__Task instructions__
Below are records; work out how many of their lines contain "title" and give only that number.

__Supplied material__
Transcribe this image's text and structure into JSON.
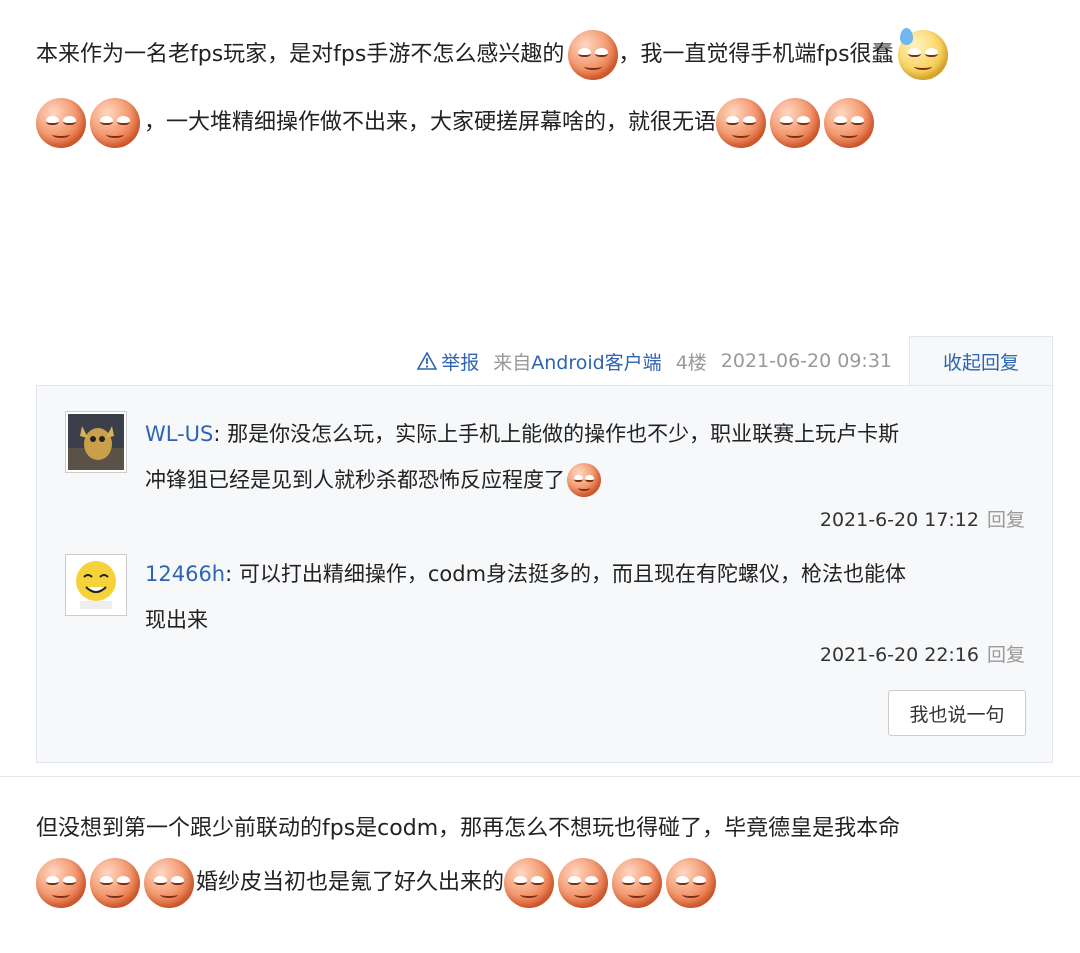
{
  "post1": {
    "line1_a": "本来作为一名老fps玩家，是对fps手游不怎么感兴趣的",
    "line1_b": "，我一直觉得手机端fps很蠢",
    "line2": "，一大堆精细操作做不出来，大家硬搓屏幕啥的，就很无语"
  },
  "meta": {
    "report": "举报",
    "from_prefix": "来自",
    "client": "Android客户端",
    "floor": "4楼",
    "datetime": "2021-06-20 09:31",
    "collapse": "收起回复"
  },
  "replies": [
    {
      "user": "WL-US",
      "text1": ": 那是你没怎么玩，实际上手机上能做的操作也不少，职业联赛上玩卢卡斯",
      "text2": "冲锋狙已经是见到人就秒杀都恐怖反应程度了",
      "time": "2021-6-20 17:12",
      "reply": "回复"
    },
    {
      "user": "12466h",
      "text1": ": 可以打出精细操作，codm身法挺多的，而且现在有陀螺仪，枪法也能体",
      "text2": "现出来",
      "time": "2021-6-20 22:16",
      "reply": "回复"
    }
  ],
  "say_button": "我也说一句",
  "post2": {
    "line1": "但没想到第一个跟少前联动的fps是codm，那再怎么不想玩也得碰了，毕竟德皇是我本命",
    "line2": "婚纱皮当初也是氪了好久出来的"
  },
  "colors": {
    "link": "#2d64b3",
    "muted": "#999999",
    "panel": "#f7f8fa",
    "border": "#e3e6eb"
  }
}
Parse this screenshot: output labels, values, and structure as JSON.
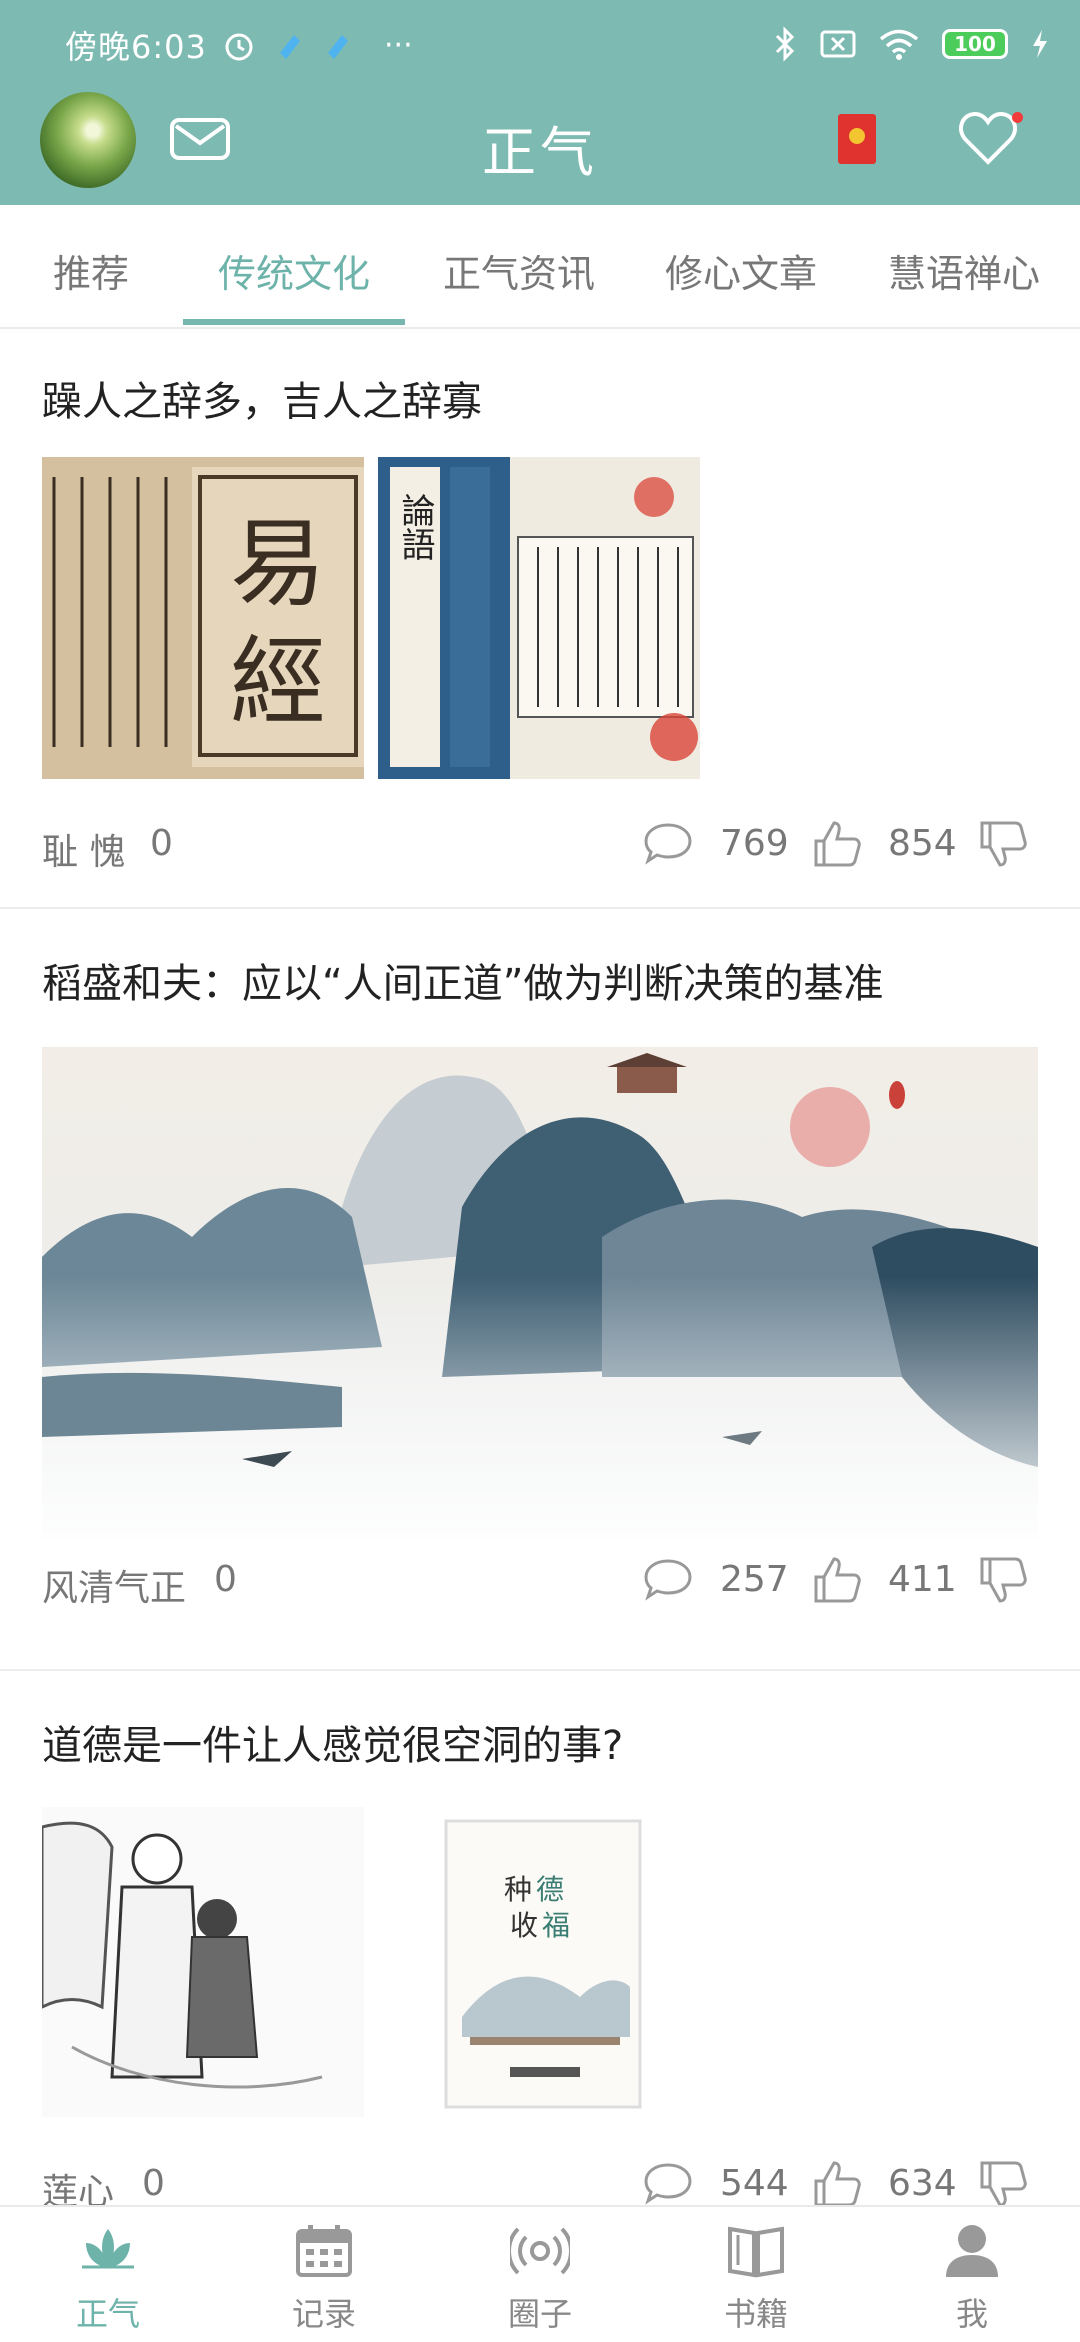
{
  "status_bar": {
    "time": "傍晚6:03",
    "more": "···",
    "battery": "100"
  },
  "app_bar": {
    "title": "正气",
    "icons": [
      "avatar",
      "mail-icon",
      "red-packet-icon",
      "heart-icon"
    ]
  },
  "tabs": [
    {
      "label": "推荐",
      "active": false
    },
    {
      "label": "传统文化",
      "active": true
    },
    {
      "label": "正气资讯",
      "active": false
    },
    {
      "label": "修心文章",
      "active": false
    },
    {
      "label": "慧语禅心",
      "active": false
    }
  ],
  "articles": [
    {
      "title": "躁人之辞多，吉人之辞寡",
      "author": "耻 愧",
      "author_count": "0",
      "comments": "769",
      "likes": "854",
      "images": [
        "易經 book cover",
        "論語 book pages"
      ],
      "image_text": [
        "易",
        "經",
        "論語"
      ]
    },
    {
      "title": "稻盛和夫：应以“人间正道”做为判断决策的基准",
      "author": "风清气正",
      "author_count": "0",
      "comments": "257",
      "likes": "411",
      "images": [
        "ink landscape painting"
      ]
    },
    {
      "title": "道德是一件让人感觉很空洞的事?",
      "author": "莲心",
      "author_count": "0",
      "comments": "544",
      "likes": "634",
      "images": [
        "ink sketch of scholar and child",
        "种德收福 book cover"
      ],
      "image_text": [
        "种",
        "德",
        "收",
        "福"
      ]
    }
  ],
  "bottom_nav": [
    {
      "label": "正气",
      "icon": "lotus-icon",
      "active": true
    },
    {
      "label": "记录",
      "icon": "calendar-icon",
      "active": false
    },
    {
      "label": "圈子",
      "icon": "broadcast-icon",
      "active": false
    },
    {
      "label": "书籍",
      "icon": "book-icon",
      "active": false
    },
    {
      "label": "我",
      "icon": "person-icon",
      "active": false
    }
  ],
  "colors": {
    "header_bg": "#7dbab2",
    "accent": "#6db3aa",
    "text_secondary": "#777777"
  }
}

__Response__
4